Bird life was reasonably plentiful with a number of alligator sightings.  I again returned to the refuge in the morning for a few more photos before jumping back on I95.  While definitely a place I would like to spend more time the most memorable parts of SNWR was the gators and mosquitoes!  The mosquitoes must have outnumber the gators better than a million to one as a swarm met me immediately each time I set foot outside of the car.

Tuesday, May 01, 2012

A Short Morning Walk

With wildlife all around us even a short walk down a country road may result in capturing some memorable images.  With a little time to kill well after sunrise I tossed the camera rig over my shoulder heading to see what I could find.

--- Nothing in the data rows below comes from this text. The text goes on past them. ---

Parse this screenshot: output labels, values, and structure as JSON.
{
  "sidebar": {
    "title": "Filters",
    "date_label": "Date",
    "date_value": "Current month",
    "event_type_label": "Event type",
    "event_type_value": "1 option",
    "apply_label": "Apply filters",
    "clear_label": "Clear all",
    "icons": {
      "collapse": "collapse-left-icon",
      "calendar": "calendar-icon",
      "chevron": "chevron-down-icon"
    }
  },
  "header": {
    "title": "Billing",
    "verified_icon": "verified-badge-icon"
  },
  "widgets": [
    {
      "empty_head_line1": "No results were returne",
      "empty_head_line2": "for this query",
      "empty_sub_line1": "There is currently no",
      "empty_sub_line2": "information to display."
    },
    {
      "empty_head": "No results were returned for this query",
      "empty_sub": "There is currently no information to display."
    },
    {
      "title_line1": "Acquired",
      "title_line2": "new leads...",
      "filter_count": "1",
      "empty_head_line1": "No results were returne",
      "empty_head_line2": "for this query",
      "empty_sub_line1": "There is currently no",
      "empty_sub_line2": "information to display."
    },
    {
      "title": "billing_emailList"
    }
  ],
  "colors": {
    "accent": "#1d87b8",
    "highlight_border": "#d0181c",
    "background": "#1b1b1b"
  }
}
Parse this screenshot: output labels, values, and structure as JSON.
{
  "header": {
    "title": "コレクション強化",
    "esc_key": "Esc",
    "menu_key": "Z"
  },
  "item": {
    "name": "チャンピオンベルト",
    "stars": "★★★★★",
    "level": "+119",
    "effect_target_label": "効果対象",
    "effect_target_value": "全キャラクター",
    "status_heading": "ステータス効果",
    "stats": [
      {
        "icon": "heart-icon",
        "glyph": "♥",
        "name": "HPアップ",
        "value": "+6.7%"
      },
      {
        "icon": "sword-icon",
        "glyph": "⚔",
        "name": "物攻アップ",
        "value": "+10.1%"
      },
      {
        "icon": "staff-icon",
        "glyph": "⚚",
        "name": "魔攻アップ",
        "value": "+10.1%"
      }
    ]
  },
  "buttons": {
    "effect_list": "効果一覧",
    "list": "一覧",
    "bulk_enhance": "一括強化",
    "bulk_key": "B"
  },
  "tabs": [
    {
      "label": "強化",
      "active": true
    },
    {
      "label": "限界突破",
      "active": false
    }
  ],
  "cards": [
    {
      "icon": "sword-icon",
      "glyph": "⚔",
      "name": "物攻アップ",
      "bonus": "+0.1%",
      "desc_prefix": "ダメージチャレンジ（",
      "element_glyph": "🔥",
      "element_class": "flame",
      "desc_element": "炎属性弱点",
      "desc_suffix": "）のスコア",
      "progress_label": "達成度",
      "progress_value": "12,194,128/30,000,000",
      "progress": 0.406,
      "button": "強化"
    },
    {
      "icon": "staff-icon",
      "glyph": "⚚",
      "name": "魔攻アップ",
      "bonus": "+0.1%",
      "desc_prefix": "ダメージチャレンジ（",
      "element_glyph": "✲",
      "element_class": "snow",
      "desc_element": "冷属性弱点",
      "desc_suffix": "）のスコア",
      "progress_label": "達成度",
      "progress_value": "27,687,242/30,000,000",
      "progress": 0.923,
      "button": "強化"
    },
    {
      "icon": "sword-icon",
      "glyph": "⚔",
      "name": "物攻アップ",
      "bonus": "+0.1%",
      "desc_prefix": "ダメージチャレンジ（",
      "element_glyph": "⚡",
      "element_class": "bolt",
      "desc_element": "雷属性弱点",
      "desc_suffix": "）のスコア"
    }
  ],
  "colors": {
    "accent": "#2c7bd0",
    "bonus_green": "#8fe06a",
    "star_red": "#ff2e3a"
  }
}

Locating this chipmunk sitting motionlessly in the roadside fence row I compensated the exposure slightly to bring out the detail in the chipmunk.  After processing I decided to crop leaving a strand of barbed wire in the photo to tell the story of finding the chipmunk using the fence row habitat as home.  Overgrown fence rows are important habitat for many farm land species but with modern clean farming practices they are becoming a thing of the past. 

Moving to the other side of the tree that the chipmunk was sitting near, at first I didn't think a photo would be possible.  Looking closer I found one small hole I was able to shoot through giving me this close-up photo of the alert little animal.

Walking on down the road I noticed a back lit bird silhouetted singing from a tree top.  Think that it was probably a mockingbird based upon its shape and the variety of bird songs it was imitating I was surprised when I passed around to its sunlit side to find that it was a brown thrasher.  Brown thrashers spend most of their time in heavy cover, however during the nesting seasons they can sometimes be found singing from the tree tops.

And last but not least were the chipping sparrows.  These little birds were creating quite a stir.  Whatever the cause, breeding activity or territorial dispute the sparrows were in quite a flutter.

Wildlife is particularly active during the spring and many species can be found on just a short jaunt.